Smith is the ranking Democrat on the House Armed Serviced Committee, so he is especially important for the issue of military spending. Several people applauded when I made the case for cuts to the military budget. I said that the U.S. spends more than the next 20 nations combined; that we’ve engaged in repeated disastrous, corrupt wars; and that the military classifies anything that might embarrass it.
Smith said that the military consumes 18% of the budget. Acquisition reform is starting to work, at last. “We do need to stop the wars.” For example, in Syria. It’s not our job to fix every international crisis.
Someone asked a follow-up question in which they mentioned that the U.S. has over 500 military bases in 137 countries. “That’s not defense, it’s colonization.” Smith said that there are even more than 500 bases. But not all bases are the same. Some of them are very small. Yes, he opposes major ground invasions, such as in Iraq and Afghanistan. Yes, he agrees there are costs savings to be had. He much prefers the model of operations in the Horn of Africa, where a triple-digit number of troops and operatives — the exact number is classified — have stopped Muslim extremists. The questioner asked whether the US can be the policeman of the world. Smith said that we still need some presence overseas. “I am not an isolationist. Because we are the United States we face threats.” We’re the guarantor vs. North Korea, for example. We stopped Sadaam Hussein, who wouldn’t have stopped in Kuwait. We can’t let Iran block the Strait of Hormuz. Then there’s Mali, Somalia, and Yemen. We can do less. 5100 nuclear weapons is too many.
A tough-looking ex-soldier (military attache) made the case for counting service in Africa as combat duty. He went on to use jargon that I didn’t understand, but Adam Smith apparently did.
Someone asked about the growing threat from China. Smith said that he’s more worried about North Korea, Iran, and Al Qaeda.
Q: When are we going to stop the NRA running our government policies?
A: Smith agreed and said that he supports the right to own guns but thinks we need common sense regulations about background checks and high-capacity magazines.
Many people in the audience expressed strong opposition to allowing illegal immigrants to become citizens. Adam Smith supports a path to legalization and took some heat for his position.

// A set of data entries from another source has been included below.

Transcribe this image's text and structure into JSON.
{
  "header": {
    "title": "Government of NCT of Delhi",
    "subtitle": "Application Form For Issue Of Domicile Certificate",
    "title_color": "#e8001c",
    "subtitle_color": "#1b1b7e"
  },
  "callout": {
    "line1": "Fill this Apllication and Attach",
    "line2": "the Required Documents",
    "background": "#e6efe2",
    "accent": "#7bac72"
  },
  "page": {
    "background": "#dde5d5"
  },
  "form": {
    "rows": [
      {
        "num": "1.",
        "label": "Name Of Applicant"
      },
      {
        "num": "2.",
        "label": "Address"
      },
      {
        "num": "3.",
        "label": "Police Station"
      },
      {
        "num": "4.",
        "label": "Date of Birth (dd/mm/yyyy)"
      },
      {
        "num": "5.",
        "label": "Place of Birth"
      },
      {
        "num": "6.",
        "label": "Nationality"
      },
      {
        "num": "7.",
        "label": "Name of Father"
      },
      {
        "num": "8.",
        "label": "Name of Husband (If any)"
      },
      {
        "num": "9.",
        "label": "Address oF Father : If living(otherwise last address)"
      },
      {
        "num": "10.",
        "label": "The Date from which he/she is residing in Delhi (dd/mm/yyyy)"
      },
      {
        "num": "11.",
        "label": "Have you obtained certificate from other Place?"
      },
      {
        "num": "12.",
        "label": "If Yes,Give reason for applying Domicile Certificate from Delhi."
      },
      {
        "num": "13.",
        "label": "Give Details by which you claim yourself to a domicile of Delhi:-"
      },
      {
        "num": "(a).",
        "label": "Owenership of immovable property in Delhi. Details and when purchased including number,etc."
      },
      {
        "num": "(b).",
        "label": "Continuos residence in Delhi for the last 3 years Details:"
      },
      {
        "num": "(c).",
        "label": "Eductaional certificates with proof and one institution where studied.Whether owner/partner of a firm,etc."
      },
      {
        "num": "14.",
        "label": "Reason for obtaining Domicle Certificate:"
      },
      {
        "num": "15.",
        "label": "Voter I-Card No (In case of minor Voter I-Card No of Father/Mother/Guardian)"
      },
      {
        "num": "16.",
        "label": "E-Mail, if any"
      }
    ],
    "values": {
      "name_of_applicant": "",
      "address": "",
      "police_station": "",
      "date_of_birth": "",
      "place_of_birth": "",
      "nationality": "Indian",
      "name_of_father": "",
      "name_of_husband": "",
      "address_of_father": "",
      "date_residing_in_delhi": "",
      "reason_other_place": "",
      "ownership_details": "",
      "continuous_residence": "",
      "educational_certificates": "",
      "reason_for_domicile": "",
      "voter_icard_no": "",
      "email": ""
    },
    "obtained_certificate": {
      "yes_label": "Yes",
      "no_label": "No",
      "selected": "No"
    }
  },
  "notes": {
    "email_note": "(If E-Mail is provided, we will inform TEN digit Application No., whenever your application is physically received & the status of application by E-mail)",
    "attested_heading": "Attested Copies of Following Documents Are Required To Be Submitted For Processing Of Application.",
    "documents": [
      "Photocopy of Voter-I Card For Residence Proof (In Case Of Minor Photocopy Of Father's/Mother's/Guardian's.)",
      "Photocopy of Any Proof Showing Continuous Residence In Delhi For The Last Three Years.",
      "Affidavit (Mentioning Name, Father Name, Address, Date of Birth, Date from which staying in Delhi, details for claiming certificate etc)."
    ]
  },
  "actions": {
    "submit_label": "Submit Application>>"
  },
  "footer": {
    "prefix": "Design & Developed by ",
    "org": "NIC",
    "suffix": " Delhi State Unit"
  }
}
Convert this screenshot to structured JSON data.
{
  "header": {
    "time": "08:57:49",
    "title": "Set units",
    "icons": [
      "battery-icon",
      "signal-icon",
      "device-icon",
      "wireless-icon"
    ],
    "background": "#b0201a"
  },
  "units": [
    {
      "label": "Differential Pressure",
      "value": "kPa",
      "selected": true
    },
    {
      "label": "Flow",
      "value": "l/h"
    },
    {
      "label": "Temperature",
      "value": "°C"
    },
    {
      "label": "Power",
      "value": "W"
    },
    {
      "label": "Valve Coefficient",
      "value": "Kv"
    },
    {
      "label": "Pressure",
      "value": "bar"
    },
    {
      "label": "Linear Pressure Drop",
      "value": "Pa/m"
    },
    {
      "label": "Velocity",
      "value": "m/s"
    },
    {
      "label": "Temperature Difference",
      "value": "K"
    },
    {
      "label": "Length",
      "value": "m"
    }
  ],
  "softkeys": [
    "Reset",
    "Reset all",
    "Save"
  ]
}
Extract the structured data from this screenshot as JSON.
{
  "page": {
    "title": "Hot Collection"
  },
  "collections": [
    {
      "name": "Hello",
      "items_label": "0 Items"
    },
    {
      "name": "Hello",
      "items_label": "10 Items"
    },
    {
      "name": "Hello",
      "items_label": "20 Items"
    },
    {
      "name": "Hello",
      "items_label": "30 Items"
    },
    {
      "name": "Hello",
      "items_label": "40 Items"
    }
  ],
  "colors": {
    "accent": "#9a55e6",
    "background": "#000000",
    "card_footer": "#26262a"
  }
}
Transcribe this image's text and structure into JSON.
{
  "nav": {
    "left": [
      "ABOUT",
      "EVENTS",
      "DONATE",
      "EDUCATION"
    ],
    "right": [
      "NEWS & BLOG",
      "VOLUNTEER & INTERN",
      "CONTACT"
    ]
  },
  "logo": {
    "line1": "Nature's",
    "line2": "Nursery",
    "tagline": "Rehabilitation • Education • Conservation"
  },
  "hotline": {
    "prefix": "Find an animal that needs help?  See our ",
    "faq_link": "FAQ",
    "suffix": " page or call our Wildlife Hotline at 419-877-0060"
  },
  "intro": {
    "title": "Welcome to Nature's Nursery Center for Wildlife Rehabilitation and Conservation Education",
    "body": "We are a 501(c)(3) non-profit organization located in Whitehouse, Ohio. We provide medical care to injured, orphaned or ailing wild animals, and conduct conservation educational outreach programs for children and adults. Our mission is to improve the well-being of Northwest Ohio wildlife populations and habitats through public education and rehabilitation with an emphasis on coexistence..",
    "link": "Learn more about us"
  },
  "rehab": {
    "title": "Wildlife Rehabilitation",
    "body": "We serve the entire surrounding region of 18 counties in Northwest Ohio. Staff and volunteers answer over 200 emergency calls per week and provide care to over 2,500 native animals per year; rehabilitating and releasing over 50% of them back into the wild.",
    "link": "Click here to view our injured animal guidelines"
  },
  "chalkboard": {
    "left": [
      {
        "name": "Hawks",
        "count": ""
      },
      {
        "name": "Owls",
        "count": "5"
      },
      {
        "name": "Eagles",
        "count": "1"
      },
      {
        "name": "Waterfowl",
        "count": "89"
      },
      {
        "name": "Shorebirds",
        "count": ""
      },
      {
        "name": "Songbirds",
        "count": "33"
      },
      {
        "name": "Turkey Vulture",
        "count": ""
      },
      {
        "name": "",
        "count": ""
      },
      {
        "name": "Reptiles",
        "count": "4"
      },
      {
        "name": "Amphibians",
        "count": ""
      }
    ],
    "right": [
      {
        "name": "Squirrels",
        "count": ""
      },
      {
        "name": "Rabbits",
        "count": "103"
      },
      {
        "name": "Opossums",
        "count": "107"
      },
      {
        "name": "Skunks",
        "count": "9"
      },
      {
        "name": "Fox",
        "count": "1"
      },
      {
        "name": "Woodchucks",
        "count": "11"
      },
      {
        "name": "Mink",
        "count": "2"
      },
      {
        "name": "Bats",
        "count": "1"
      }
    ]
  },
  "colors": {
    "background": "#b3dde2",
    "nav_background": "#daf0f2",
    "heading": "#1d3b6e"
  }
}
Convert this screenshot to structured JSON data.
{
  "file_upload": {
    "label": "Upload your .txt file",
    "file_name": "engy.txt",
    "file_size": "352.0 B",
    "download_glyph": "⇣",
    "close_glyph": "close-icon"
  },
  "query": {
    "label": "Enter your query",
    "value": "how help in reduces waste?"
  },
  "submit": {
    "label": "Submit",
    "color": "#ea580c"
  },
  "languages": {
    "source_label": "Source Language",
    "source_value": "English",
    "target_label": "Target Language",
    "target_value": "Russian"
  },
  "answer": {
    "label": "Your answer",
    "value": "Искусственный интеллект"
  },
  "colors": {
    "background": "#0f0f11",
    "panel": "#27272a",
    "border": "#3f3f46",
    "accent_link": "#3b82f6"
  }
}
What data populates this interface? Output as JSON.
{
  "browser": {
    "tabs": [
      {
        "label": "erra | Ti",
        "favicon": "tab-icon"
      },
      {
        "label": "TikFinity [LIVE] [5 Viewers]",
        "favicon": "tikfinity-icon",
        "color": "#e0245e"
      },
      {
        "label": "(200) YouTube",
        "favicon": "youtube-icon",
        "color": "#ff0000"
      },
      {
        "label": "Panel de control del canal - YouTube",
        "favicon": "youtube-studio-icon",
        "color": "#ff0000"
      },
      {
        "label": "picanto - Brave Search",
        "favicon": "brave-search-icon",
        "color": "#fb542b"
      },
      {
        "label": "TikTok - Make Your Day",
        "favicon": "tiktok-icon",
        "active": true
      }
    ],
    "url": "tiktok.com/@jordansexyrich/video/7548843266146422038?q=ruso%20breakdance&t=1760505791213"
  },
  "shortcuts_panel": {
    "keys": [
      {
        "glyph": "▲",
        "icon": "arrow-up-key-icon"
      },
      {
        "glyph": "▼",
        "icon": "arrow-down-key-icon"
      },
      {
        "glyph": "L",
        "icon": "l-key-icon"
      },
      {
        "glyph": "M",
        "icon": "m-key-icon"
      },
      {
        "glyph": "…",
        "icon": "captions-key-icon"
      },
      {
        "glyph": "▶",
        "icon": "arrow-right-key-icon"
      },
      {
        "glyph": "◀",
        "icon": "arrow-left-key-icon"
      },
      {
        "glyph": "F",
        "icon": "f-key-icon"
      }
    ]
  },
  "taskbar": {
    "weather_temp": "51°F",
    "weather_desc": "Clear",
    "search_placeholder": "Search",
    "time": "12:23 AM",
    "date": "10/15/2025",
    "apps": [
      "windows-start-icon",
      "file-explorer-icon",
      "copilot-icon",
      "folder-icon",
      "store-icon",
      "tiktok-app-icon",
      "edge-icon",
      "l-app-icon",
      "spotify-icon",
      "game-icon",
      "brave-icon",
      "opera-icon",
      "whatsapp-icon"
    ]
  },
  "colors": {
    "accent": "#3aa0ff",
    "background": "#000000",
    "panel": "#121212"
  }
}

I was surprised to hear the passion concerning illegal immigration. Several people asked why illegal immigrants are allowed to break the law and receive various benefits, including Social Security. Smith said that illegal immigrants can’t receive Social Security benefits, unless they pay into the program in their paychecks. (To be fair, I heard from a friend of a case where an illegal immigrant used a deceased person’s social security number.) Someone said, “I don’t see how you can vote to let illegals in. I taught at schools with lots of free lunch students. We require our students to follow rules. Send them [illegals] back!” Smith said that we need to give the immigrants a pathway to citizenship because rounding them up and sending them overseas would turn the country into a police state. Also, many illegals are solid, tax-paying citizens who perform needed jobs. People imagine that many of them are criminals. Well, many American citizens are criminals too. Smith mentioned that President Obama has deported more people than ever before. We already have a border fence, etc.
During discussions on other topics, some of the anti-immigration people shouted out interjections “legal people only!”
In general, Smith’s response to every question was, “Yes, but.” He can see both sides of most issues and tried to satisfy all voters. I can understand why politicians would be tempted to aim for the center. Unfortunately, the center has moved to the right in recent years. We need to shift it back to the left.